# [What needs to be done]
What this exercise needs is every entry restated as written, with no pictures.

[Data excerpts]
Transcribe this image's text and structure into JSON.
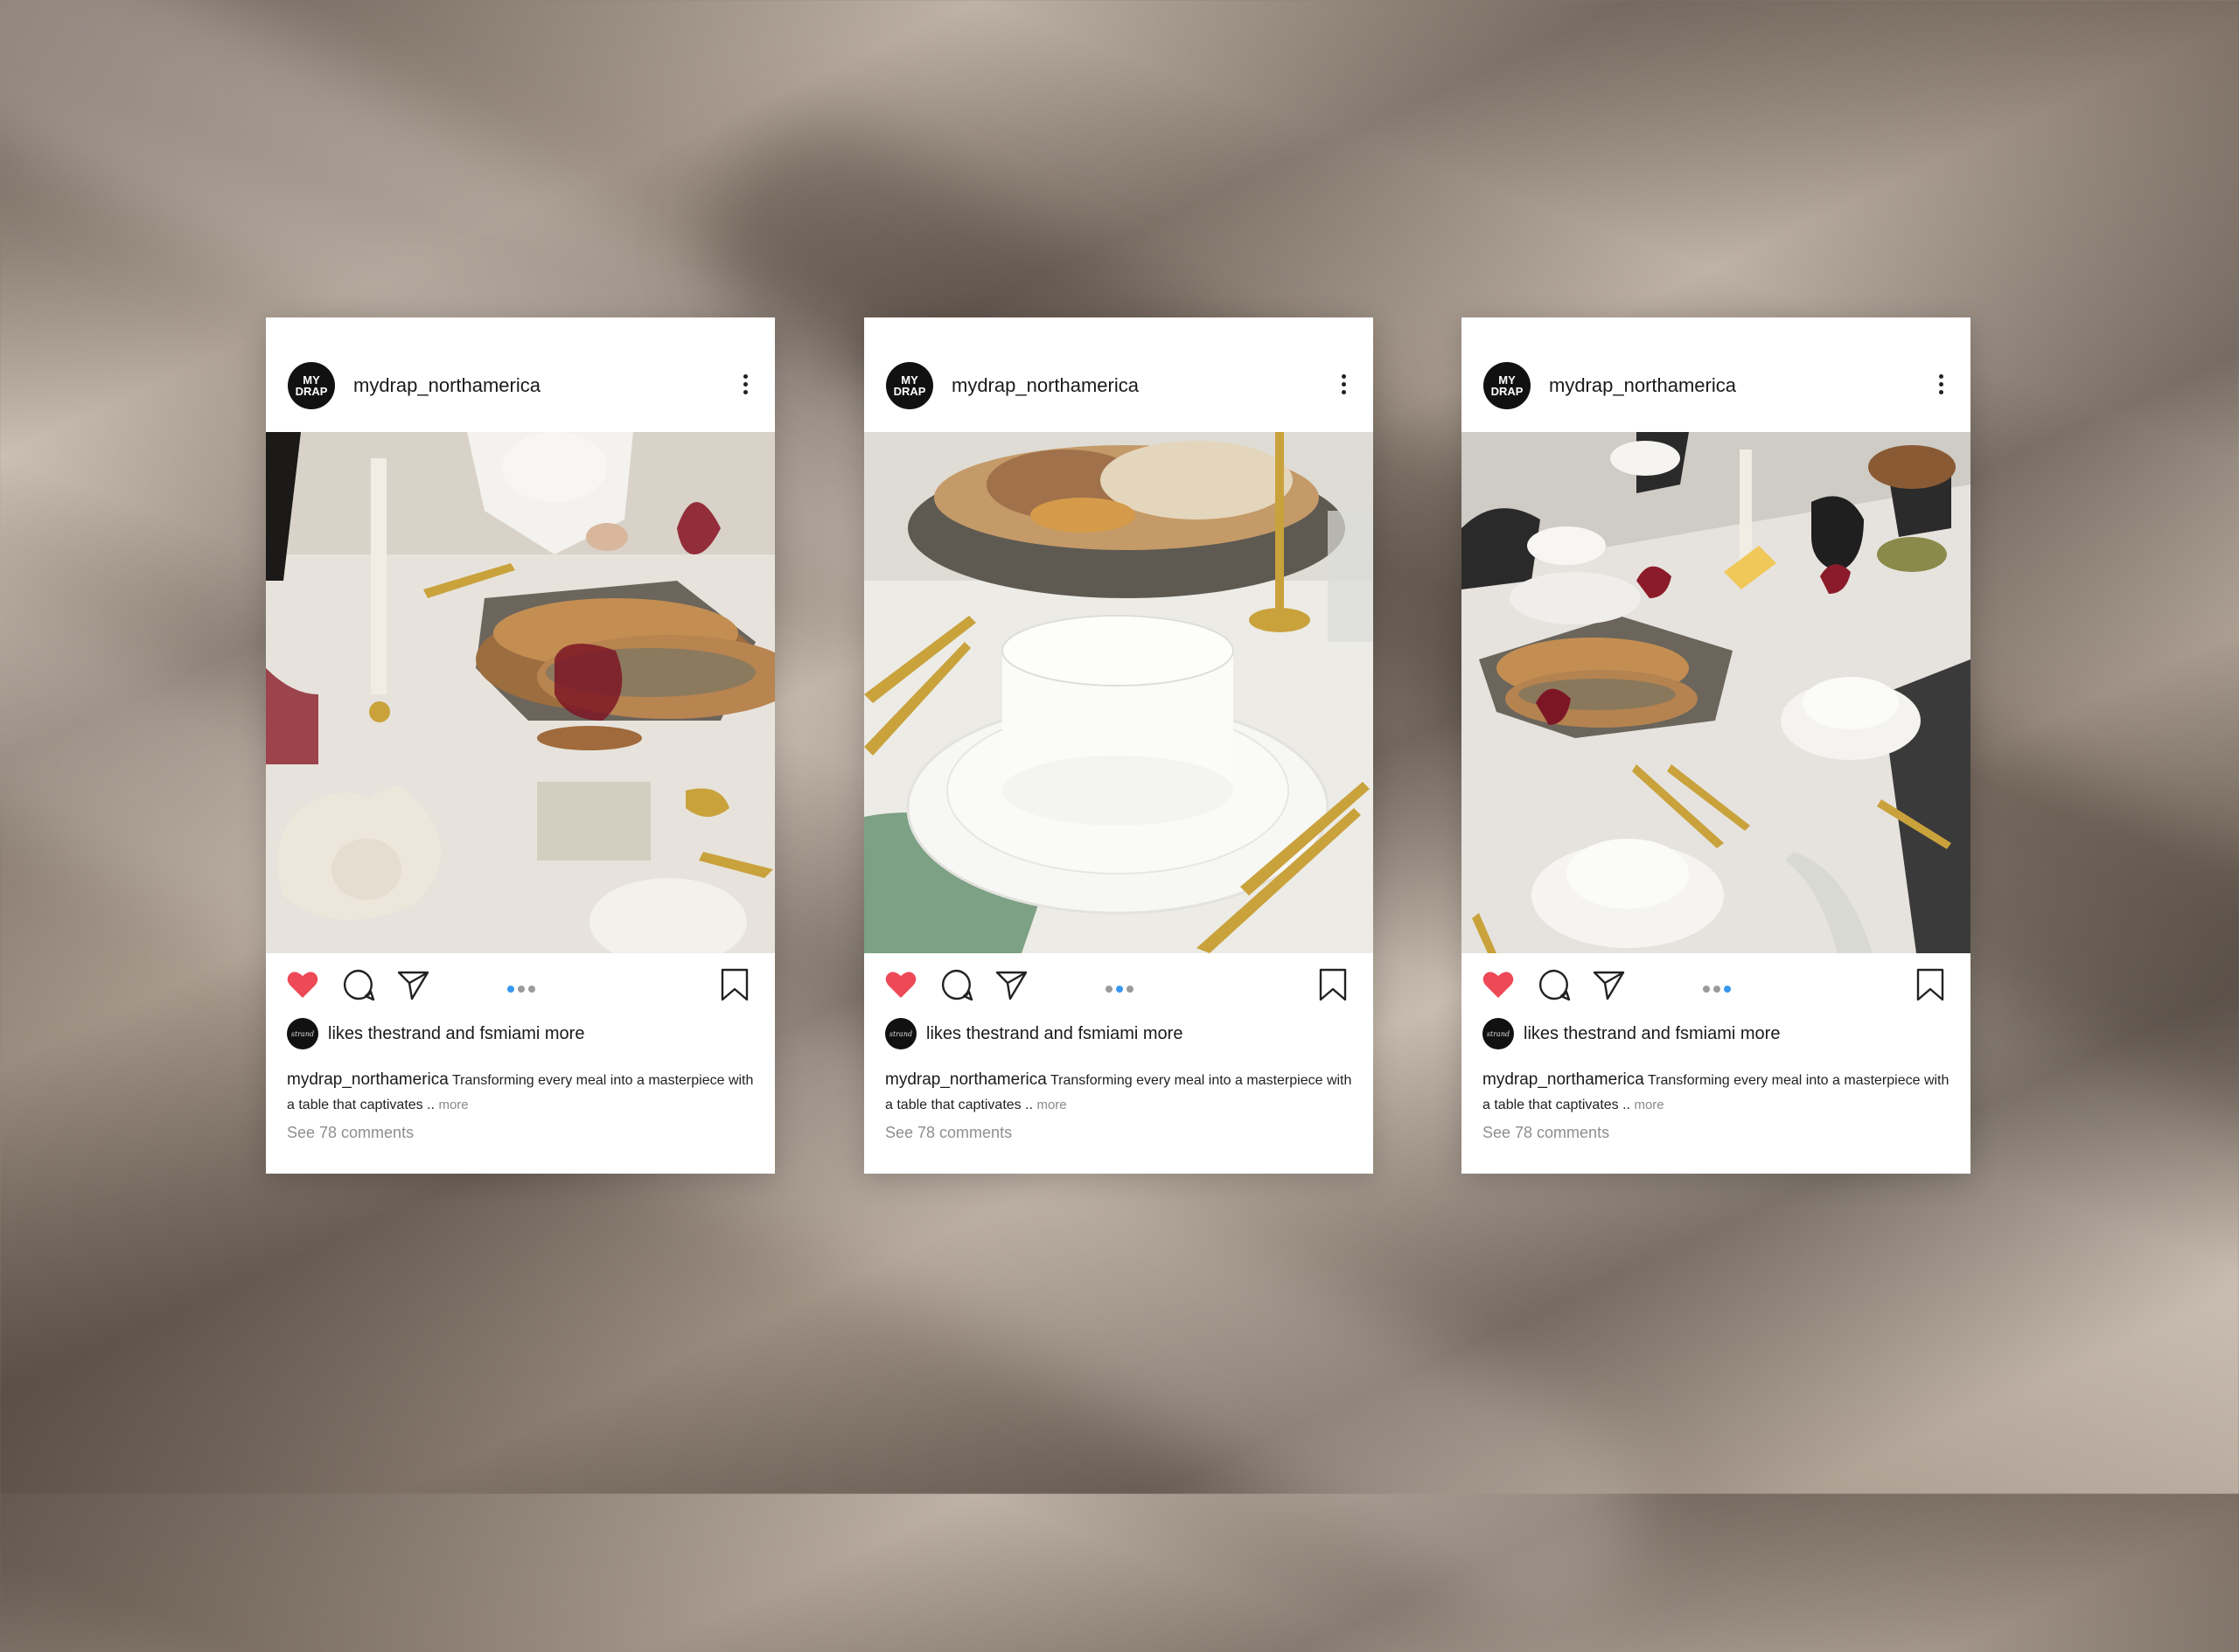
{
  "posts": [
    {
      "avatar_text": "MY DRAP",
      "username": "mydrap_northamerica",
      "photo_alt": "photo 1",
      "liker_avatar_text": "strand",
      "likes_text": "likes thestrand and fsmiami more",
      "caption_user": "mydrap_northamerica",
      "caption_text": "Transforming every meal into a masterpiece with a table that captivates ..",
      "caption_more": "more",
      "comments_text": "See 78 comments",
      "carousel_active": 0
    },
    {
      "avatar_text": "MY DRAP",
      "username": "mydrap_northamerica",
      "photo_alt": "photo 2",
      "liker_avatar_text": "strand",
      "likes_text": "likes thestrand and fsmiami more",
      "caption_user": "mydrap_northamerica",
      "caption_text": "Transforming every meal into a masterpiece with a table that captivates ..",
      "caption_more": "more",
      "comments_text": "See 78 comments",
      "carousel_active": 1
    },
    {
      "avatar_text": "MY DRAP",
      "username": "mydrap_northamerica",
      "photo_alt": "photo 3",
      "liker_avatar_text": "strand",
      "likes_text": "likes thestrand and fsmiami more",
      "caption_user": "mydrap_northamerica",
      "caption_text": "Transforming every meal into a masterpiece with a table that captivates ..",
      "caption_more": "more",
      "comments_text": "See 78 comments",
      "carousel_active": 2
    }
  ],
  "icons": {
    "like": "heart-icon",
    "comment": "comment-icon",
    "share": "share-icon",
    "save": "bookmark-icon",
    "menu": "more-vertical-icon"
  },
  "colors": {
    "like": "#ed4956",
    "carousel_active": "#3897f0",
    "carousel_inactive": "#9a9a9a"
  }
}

# [Written solution]
Transcribe this image's text and structure into JSON.
{
  "posts": [
    {
      "avatar_text": "MY DRAP",
      "username": "mydrap_northamerica",
      "photo_alt": "photo 1",
      "liker_avatar_text": "strand",
      "likes_text": "likes thestrand and fsmiami more",
      "caption_user": "mydrap_northamerica",
      "caption_text": "Transforming every meal into a masterpiece with a table that captivates ..",
      "caption_more": "more",
      "comments_text": "See 78 comments",
      "carousel_active": 0
    },
    {
      "avatar_text": "MY DRAP",
      "username": "mydrap_northamerica",
      "photo_alt": "photo 2",
      "liker_avatar_text": "strand",
      "likes_text": "likes thestrand and fsmiami more",
      "caption_user": "mydrap_northamerica",
      "caption_text": "Transforming every meal into a masterpiece with a table that captivates ..",
      "caption_more": "more",
      "comments_text": "See 78 comments",
      "carousel_active": 1
    },
    {
      "avatar_text": "MY DRAP",
      "username": "mydrap_northamerica",
      "photo_alt": "photo 3",
      "liker_avatar_text": "strand",
      "likes_text": "likes thestrand and fsmiami more",
      "caption_user": "mydrap_northamerica",
      "caption_text": "Transforming every meal into a masterpiece with a table that captivates ..",
      "caption_more": "more",
      "comments_text": "See 78 comments",
      "carousel_active": 2
    }
  ],
  "icons": {
    "like": "heart-icon",
    "comment": "comment-icon",
    "share": "share-icon",
    "save": "bookmark-icon",
    "menu": "more-vertical-icon"
  },
  "colors": {
    "like": "#ed4956",
    "carousel_active": "#3897f0",
    "carousel_inactive": "#9a9a9a"
  }
}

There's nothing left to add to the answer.